At New Community Extended Care, our relationship with family members is critically important. Our vision for holistic care involves your input in creating a plan of care for your loved one. We value your feedback on the services provided to your loved one. At New Community Extended Care, your loved one is our priority.
Schedule A Tour
Call us today to visit New Community Extended Care. We are located at 266 South Orange Avenue in Newark, New Jersey, and welcome visits Mondays through Fridays from 9 a.m. to 5 p.m. Contact our Admissions Coordinator Rhonda Nobles at 973-585-9610 or firstname.lastname@example.org.
- Workshops and support services
- Family education
- Respite care
- Mental and behavior health counseling services at New Community Family Service Bureau
- One-stop community resources at the New Community Family Success Center
Support groups can provide a lifeline for caregivers, especially those caring for a loved one diagnosed with Alzheimer’s disease. The Alzheimer’s Support Group meets monthly at New Community Extended Care , 266 South Orange Avenue in Newark. The meetings are free and held the first Saturday of the month from 12 to 2 p.m. Refreshments are served.
According to the Alzheimer’s Association, Alzheimer’s is a progressive and fatal brain disease causing memory loss and problems with thinking and behavior severe enough to affect work, lifelong hobbies and social life. An estimated 5.3 million Americans are living with the disease, including more than 350,000 individuals and their care partners in New Jersey. For more information on the Alzheimer’s Support Group, call the front desk at 973-624-2020.
Our mission is to touch people’s lives through holistic care at New Community Extended Care. Read the stories of these three residents to see how we are bringing a healing touch to members of our community.
Name: Kenneth Watson
Background: A month after Kenneth Watson suffered a stroke, he came to New Community Extended Care with serious challenges. “I couldn’t walk,” recalled Watson, whose speech was also affected by his stroke. Less than two months after his five to six times a week rehab regimen, Watson is back on his feet but it wasn’t without hard work. “I can say that they put me to work but they know their limitations,” he said. “I had a lot of fun. They always made me laugh,” Watson added. Watson’s speech has also improved and he said he’s able to carry on longer conversations with greater ease. “Every day you want to come to therapy because there’s so much love and it makes you want to come,” he said. “I’m going to miss it.”
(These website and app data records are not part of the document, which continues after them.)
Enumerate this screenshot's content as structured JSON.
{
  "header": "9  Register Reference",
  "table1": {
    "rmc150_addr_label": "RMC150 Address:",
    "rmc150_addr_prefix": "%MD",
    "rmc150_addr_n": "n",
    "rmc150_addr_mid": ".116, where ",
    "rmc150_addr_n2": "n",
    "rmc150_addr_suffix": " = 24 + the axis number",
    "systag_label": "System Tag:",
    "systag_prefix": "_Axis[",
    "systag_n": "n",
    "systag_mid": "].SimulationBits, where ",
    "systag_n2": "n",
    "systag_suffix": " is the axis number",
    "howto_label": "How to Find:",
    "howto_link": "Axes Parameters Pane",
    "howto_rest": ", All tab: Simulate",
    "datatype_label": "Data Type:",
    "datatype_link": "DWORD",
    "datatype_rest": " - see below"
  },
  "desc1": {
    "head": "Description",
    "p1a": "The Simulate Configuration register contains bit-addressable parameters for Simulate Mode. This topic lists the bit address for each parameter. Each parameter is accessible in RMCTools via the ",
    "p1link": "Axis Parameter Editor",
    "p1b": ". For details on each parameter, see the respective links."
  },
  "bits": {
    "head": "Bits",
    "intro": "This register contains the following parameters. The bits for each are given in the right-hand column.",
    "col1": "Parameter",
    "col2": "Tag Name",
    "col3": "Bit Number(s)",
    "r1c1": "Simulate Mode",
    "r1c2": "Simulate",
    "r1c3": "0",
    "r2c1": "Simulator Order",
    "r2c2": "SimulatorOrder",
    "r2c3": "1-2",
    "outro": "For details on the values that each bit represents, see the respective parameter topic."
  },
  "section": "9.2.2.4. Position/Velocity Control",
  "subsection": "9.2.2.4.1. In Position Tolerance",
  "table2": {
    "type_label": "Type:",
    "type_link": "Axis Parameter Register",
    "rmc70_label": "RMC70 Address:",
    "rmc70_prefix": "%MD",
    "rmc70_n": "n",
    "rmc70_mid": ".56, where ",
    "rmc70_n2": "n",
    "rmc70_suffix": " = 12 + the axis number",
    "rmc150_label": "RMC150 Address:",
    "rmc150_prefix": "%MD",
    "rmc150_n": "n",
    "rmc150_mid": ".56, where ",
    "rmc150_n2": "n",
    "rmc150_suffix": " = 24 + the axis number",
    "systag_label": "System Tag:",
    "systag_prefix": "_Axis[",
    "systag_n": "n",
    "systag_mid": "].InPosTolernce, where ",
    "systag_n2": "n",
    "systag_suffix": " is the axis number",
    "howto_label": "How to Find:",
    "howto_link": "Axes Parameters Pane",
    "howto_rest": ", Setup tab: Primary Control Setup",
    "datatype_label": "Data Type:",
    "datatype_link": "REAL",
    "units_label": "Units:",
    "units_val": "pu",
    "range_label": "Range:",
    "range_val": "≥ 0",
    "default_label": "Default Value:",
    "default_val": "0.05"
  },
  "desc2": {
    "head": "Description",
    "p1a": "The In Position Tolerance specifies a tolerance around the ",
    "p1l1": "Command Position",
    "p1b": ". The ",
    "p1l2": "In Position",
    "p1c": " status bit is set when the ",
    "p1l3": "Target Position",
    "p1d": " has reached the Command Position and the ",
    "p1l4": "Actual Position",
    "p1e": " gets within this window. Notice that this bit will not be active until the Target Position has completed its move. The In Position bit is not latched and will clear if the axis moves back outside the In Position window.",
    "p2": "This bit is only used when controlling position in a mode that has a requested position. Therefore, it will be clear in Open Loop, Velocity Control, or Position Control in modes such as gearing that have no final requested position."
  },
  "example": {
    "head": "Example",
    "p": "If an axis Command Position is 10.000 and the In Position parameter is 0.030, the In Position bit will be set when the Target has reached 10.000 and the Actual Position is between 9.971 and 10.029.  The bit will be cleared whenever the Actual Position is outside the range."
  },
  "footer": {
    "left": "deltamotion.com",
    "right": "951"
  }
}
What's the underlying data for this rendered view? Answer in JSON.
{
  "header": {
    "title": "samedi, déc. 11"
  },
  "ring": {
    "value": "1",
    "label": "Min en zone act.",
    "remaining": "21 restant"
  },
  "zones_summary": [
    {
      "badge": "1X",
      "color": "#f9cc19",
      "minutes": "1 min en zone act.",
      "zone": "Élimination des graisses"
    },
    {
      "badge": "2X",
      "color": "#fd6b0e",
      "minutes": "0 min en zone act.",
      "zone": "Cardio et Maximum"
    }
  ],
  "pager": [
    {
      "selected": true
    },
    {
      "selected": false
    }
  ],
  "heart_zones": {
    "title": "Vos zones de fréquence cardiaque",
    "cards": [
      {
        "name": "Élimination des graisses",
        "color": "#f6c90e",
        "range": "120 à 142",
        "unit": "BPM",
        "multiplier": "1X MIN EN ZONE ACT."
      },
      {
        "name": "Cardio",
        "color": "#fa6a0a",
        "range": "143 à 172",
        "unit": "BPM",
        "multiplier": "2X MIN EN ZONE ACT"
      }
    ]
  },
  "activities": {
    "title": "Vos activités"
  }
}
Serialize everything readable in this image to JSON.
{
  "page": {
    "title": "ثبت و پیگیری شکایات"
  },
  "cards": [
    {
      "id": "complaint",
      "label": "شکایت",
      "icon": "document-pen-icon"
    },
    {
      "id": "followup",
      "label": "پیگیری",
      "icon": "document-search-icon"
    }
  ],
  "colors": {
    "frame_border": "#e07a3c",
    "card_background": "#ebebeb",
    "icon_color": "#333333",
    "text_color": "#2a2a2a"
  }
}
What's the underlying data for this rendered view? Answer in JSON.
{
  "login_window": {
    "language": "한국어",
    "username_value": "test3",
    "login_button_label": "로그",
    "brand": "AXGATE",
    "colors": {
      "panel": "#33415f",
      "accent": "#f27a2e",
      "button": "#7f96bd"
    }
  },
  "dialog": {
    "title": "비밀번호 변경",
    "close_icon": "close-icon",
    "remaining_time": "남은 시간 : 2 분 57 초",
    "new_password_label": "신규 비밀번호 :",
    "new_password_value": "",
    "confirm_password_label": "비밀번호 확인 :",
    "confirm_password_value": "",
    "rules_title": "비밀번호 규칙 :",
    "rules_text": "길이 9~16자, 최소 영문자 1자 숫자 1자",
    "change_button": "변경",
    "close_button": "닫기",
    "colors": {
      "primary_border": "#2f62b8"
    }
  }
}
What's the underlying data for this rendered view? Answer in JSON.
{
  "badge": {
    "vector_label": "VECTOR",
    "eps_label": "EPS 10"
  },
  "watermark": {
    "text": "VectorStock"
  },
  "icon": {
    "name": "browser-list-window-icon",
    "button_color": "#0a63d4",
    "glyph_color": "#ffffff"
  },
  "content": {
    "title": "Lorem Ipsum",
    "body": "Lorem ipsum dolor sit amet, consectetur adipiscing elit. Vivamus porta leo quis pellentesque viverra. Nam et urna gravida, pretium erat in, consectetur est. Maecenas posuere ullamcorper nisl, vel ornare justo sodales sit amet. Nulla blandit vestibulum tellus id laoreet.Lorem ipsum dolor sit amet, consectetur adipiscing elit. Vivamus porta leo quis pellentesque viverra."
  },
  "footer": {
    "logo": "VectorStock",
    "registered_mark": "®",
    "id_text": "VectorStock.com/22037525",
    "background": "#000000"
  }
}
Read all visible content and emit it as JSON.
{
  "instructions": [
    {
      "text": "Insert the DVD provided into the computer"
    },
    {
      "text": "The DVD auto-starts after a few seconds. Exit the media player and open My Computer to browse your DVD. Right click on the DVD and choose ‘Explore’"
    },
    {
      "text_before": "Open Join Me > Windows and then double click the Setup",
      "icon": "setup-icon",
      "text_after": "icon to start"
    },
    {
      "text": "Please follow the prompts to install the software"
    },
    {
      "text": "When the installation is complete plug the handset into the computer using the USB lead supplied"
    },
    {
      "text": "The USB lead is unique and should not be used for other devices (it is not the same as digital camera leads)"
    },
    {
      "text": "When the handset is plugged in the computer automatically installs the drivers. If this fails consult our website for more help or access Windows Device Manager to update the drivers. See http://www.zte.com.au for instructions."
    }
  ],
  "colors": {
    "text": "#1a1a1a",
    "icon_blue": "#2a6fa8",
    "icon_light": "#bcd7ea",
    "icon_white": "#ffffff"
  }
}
Name: Peggy Trotman
Background: Peggy Trotman’s schedule for therapy appointments was intensive: one to two hours a day, six days a week. But the payoff has been priceless, she said. “I feel myself walking better. I’m not stumbling,” she said. Trotman came to NCC Extended Care after dealing with heart issues, dizziness, and getting a pacemaker in February. She had stayed at Extended Care in 2011 and wanted to return a second time for her most recent rehab stint. “Everybody here was so nice, I wanted to come back,” said Trotman, who previously struggled to walk but can now stroll outside with minor assistance from a cane. “I would recommend it to anybody, I really would,” she said of the rehab. “You need to do it in order to get strong and get back your health.”
Name: Phyllis Burns
Background: Phyllis Burns says she deals with several different health issues—an irregular heartbeat, arthritis, and being legally blind—so when she fell off her bed at home and blacked out, she needed a lot of support in her recovery. The fall impacted both her left arm and leg, so Burns had to work on small improvements, such as increasing foot movements. “At first, I didn’t want to be here. I was down and out,” she acknowledged. Gradually, as her condition improved, Burns advanced to lifting a bar and focused on regaining her balance. She also found the staff to be her source of support throughout the process. “I call them my angels. They came into my room to encourage me,” she said during her stay at the nursing home.